*WHAT TO WORK ON*.
In the lines below, look for "data". Copy each line where it appears.
------------------------
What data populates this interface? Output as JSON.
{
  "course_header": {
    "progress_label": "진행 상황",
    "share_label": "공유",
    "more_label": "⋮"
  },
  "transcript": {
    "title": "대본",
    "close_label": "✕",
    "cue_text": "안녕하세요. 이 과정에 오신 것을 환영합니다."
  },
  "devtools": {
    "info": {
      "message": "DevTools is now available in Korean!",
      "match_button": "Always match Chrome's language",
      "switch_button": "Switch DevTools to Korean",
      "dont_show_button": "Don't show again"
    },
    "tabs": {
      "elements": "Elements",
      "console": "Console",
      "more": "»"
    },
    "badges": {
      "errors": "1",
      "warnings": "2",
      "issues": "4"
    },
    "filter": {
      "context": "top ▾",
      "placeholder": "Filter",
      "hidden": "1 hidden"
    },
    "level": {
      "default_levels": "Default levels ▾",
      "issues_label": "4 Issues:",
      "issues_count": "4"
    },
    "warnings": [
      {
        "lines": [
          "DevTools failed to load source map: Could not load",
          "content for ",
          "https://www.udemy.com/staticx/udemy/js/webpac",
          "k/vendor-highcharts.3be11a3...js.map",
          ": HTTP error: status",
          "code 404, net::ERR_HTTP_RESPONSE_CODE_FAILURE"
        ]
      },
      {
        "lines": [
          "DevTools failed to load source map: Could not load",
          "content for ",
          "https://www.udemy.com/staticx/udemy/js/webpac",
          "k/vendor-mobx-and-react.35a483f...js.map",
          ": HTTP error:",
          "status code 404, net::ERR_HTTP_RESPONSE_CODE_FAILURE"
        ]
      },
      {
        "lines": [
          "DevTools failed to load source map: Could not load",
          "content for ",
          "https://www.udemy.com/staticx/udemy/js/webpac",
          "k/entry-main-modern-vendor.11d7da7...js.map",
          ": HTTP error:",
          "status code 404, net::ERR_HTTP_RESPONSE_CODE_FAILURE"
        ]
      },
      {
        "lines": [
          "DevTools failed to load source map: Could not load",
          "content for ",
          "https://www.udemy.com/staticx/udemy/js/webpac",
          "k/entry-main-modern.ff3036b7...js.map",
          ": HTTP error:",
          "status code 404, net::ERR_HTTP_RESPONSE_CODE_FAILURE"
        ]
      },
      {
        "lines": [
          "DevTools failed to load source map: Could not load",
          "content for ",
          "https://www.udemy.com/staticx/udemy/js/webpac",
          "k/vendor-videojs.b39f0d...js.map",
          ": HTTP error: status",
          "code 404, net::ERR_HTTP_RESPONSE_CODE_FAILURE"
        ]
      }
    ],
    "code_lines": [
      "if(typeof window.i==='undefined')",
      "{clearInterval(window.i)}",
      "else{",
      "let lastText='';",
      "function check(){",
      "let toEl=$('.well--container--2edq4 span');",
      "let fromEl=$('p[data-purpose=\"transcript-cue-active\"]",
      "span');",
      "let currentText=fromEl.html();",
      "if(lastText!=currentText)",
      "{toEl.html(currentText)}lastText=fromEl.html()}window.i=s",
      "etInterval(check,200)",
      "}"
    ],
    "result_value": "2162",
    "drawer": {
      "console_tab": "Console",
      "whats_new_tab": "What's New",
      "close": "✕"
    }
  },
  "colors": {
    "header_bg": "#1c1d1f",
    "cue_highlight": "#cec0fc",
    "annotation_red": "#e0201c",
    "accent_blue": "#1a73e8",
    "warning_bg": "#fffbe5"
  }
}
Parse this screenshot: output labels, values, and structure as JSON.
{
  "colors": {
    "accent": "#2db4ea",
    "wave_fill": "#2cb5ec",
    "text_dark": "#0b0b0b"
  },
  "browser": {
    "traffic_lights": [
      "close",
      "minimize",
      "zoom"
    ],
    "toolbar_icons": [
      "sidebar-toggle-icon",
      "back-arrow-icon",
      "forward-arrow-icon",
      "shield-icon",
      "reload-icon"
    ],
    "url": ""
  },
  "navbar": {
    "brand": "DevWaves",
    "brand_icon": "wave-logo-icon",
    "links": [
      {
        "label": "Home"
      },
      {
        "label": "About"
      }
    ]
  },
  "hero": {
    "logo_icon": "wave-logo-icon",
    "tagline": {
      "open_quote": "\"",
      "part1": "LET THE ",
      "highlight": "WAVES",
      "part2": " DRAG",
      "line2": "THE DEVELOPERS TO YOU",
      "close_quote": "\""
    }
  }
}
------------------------
*FINISHED EXERCISE*.
What data populates this interface? Output as JSON.
      "let fromEl=$('p[data-purpose=\"transcript-cue-active\"]",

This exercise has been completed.